New research shows Europe’s Single Market has kept taxes on alcohol and tobacco low
The completion of the European Union’s ‘single market’ – which removed all restrictions on trade in goods between member countries – has meant that the UK government has not been able to raise alcohol and tobacco duty as much as it might like – according to research by Dr Giuseppe Migali from Lancaster University and Professor Ben Lockwood ( Warwick).
The research, published in the Economic Journal, shows that although the single market benefited smokers and drinkers who were able to go to France and take advantage of lower taxes, even those who did not travel benefited. This is because the government could not raise taxes without encouraging more people to shop – or shop more frequently – abroad. So duty is lower than it might be otherwise, which benefits all smokers and drinkers.
The single market may also explain why alcohol taxes in particular have failed to keep pace with inflation since the introduction of the single market. If so, the single market has reduced the government’s ability to tackle binge drinking through higher taxes.
Dr MigaIi from Lancaster University’s Management School believes that the reluctance to increase duties on commodities such as alcohol and tobacco can be certainly related to the creation of the Single Market.
He explained: “ Increasing taxes in one country might not raise as much money, or deter as much consumption as they did before as shoppers could simply shop abroad. It’s evident that there was increased loss of revenue in the UK after the start of the Single Market, caused by cross-border shopping and smuggling of cigarettes and alcohol.

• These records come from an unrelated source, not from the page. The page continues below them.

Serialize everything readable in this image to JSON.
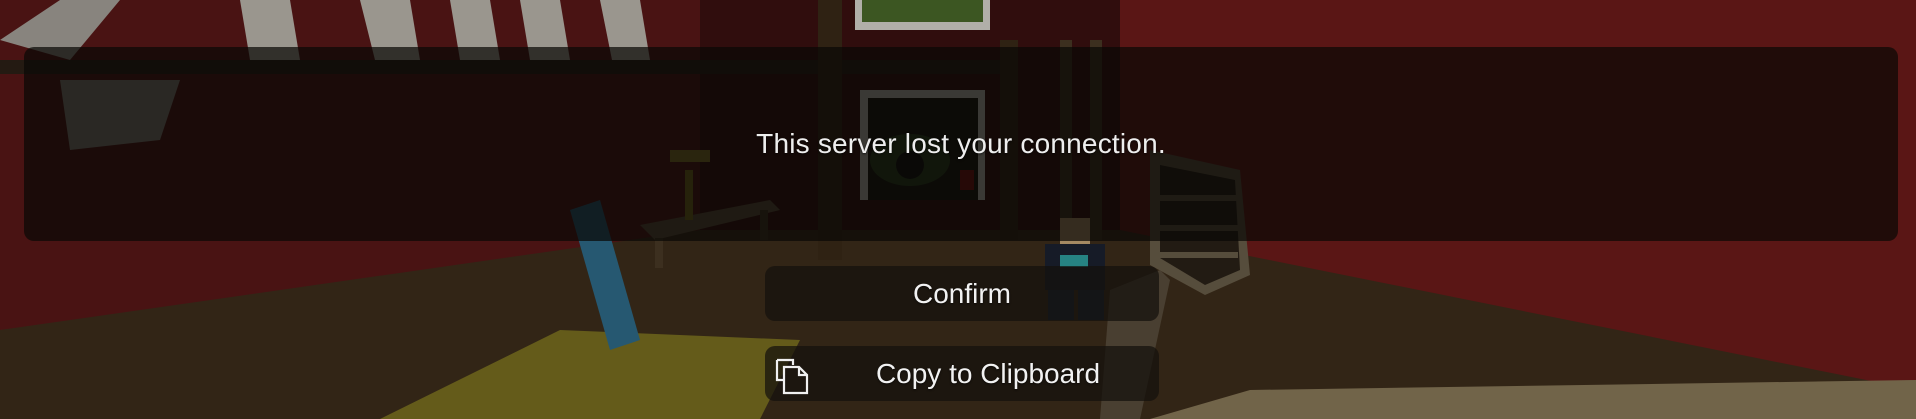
{
  "dialog": {
    "message": "This server lost your connection."
  },
  "buttons": {
    "confirm_label": "Confirm",
    "copy_label": "Copy to Clipboard",
    "copy_icon": "copy-icon"
  },
  "colors": {
    "panel_background": "#0a0806",
    "text": "#eeeeee",
    "wall_red": "#6e1b1a"
  }
}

“A further increase of taxes on portable commodities should only raise the cross-border shopping towards nearest neighbour countries, with the consequence of a strong negative impact in terms of domestic politics due to a further tax raise, and relatively small gains in revenues. “
The completion of the EU’s single market in 1993 resulted in the removal of trade barriers between member states. It also meant a change in commodity taxation. Specifically, EU residents buying goods in another EU country were now taxed at the rate of the country of purchase, not where they resided.
This change allowed cross-border shopping. High taxes on portable goods in one country might not raise as much money, or deter as much consumption as they did before as shoppers could simply shop abroad. Many UK smokers and drinkers took advantage of the opportunity to buy alcohol and tobacco in France, which has much lower taxes on these products than the UK.
Five years after the start of the single market, the estimated loss of revenue to the UK government from legal cross-border shopping was around £375 million a year. In 2003/04, 10.5 billion cigarettes were successfully smuggled and a further 6.5 billion were purchased across a border with a loss of £3.1 billion to the UK Treasury.
There is concern that governments have been cutting rates of excise tax – or at least not raising them in line with inflation – in response to such behaviour. The authors studied the setting of excise taxes on still and sparkling wine, beer, spirits and cigarettes by 12 EU member countries over the period 1997 to 2004 and investigated whether the way a particular country responded to the excise taxes set in other EU countries differed before and after the single market.
The report finds little evidence that governments were concerned with taxes in their neighbours before the creation of the single market in 1993. Indeed, it finds that there is evidence of this only for the tax on cigarettes.
‘Did the Single Market Cause Competition in Excise Taxes? Evidence from EU Countries’ by Ben Lockwood and Giuseppe Migali is published in the March 2009 issue of the Economic Journal.